I have made some progression since the last time I wrote an article about my new game Slengo.
I created a Vorbis player UserControl, optimized for sounds effects in games. When initialized, the MediaElement inside will be streaming silence. When the function Play is called with a stream, the silence will be replaced by this stream, until the end of the sound, where the stream will go back into silence mode.
This scheme solves the short-sound problem, ie MediaElement is incapable of handling sounds shorter than 1 second. The silence-stream actually makes the sound effect longer than a second. Secondly, this scheme solves a major part of the sound-latency or audio-gap. With a buffer of 45ms, this latency is drastically lower than what you get out of the box. I develop in a Virtual Machine and I’ve been really pushing to get this latency as low as possible. Then I tested on iron, which demonstrated a great latency improvement.
The only drawback of this scheme is that you cannot make major sound changes while continues playing a stream. It is not possible to alter the audio buffer length, it is not possible to switch from mono sounds to stereo sounds. Those are acceptable limits.
Past week I have added another NPC to the game. And ofcourse tested her (yes it’s a she). That currently makes a total of four NPC’s (enemies).
This weekend I took my Vorbis player to the next step: seamless audio. So you buy a couple of loop-sets, encode them to Ogg Vorbis and just mix the tracks. A MediaEnd event is triggered when a sound has finished playing, and a tracker function just injects the next track. As there is no audio-gap, the tracks play seamlessly after eachother. And at the end of the playlist, you just repeat the whole thing.

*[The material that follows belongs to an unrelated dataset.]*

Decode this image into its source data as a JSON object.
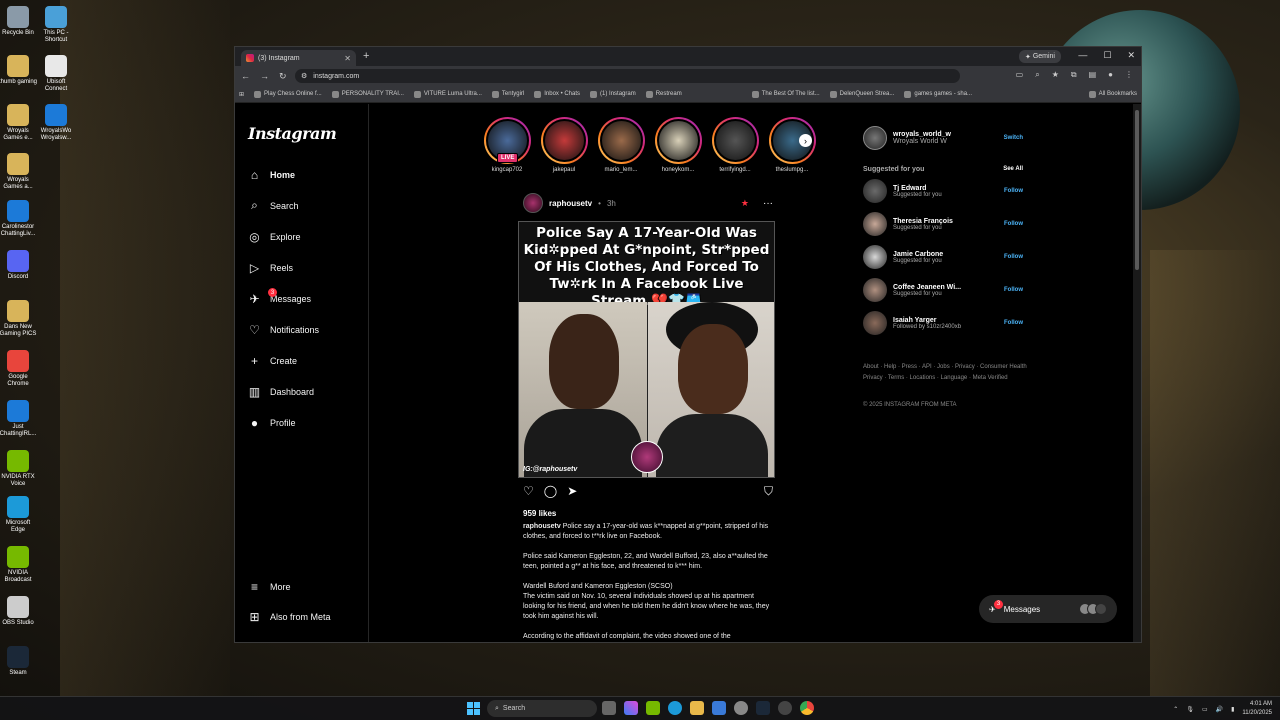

The next step was to add the tracker to the game, so that you hear the music and the sound effects at the same time.
A weird thing happened. While in my test-tracker, the background music played without a glitch, in the game the sound began to stutter and distort. I thought that the decoding routines were slow, so I thought I decode all sounds effects at the start of the game and keep the result in a cache. Only the music would then be decoded at playing time. Well, this caching scheme did not work, the music still sounded distorted. The solution was to use less VorbisPlayers for the sound effects. Apparently, there were too many MediaElements active at the same time. That’s one of those cases where it is a good thing getting to know your tools.
I’ve also worked on a title screen for the game. I’m keeping it simple this time. I also want to introduce a level picker, where a level is unlocked when you reach a certain level. That sounds easy. The hard part will be next, creating challenging levels, which keep game-players attracted.